MATERIAL FOR THIS TASK section start
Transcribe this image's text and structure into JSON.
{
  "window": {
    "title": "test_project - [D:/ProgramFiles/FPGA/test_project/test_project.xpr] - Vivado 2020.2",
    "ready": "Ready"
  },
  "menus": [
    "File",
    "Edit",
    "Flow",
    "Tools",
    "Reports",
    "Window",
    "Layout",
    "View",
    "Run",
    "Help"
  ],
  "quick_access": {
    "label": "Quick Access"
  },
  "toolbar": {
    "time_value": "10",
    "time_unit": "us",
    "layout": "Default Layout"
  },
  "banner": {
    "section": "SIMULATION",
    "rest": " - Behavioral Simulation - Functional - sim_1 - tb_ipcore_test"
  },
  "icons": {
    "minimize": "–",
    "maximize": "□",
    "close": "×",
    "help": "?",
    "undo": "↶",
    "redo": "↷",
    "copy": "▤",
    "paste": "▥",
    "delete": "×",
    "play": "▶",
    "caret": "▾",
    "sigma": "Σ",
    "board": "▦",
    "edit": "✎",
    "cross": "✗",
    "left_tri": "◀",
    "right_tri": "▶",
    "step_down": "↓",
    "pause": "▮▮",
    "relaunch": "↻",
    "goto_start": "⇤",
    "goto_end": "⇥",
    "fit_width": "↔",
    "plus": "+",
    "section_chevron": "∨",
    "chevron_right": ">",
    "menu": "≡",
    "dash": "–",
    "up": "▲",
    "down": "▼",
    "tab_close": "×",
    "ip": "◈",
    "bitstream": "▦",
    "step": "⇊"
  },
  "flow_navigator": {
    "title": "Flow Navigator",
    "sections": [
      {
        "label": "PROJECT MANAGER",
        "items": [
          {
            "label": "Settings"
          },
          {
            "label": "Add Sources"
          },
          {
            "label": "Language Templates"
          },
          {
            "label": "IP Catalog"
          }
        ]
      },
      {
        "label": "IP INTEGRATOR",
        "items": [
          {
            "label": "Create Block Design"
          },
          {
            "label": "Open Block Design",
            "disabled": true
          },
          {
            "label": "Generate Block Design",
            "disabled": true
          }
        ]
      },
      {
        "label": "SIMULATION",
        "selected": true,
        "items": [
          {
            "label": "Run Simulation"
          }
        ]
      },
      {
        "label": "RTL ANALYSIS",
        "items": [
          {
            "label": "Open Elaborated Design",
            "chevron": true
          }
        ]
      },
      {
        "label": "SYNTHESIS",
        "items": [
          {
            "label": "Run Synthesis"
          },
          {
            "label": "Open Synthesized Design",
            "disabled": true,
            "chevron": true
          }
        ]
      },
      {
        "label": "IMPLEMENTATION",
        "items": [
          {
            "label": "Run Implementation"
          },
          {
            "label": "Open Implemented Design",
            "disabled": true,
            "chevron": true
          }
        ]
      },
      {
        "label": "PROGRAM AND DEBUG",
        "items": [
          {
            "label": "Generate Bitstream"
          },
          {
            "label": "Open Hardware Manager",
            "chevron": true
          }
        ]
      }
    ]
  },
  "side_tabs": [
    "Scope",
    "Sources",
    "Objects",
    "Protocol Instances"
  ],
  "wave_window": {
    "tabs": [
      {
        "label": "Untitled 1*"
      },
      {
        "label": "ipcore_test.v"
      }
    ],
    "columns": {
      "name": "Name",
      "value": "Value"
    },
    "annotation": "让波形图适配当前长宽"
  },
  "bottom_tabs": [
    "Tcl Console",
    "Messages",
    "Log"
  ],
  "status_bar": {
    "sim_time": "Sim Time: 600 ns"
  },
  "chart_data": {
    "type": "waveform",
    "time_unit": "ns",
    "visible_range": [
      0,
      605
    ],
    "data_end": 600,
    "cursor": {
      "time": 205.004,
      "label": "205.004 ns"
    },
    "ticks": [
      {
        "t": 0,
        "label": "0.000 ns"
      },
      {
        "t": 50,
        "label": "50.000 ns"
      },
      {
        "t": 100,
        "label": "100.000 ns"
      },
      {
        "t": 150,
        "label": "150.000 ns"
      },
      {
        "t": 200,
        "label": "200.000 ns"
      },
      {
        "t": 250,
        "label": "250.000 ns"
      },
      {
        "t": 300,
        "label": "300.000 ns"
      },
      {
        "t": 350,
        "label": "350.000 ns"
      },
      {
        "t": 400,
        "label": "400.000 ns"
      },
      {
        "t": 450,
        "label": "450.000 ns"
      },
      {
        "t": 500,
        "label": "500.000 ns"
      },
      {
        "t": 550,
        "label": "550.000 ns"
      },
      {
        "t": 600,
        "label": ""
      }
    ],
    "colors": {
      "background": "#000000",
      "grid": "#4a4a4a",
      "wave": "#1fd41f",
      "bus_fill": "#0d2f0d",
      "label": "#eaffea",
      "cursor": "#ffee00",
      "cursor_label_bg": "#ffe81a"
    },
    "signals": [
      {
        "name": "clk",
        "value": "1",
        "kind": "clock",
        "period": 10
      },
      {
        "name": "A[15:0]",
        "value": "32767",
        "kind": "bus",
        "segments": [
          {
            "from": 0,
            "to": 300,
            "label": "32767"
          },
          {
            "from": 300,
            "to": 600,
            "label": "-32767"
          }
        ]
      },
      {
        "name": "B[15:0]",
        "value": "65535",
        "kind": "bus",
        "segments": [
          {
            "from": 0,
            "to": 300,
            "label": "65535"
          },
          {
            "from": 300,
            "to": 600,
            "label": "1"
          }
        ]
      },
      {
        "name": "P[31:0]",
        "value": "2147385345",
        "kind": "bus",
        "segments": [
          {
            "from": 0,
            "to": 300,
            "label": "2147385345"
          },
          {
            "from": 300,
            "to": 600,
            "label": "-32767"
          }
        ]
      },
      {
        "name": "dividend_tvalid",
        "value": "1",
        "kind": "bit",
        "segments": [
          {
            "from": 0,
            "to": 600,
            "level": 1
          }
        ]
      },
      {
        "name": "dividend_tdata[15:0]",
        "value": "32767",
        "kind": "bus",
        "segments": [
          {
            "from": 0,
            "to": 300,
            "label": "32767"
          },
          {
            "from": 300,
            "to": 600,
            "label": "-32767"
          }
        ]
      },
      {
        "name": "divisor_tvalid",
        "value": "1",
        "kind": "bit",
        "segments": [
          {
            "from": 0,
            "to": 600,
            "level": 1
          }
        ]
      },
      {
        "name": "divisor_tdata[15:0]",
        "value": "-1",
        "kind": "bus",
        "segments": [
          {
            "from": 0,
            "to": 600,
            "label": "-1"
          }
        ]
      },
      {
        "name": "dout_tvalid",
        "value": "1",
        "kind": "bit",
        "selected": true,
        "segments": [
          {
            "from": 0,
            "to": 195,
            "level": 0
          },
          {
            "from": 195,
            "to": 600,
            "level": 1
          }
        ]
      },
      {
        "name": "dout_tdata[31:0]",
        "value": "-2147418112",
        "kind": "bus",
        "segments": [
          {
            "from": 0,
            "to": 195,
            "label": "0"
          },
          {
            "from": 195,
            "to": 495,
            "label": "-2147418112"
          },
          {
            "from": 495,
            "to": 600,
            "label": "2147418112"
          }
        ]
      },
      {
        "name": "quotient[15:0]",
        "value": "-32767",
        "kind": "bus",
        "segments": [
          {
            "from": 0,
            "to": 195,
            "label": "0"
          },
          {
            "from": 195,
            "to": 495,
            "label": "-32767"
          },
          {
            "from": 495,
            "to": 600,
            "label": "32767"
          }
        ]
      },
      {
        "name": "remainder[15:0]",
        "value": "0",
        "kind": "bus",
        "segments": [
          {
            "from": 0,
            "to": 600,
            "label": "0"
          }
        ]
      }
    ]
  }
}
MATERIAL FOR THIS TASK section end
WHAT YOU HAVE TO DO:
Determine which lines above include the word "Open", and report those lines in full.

RESPONSE BOX:
            "label": "Open Block Design",
            "label": "Open Elaborated Design",
            "label": "Open Synthesized Design",
            "label": "Open Implemented Design",
            "label": "Open Hardware Manager",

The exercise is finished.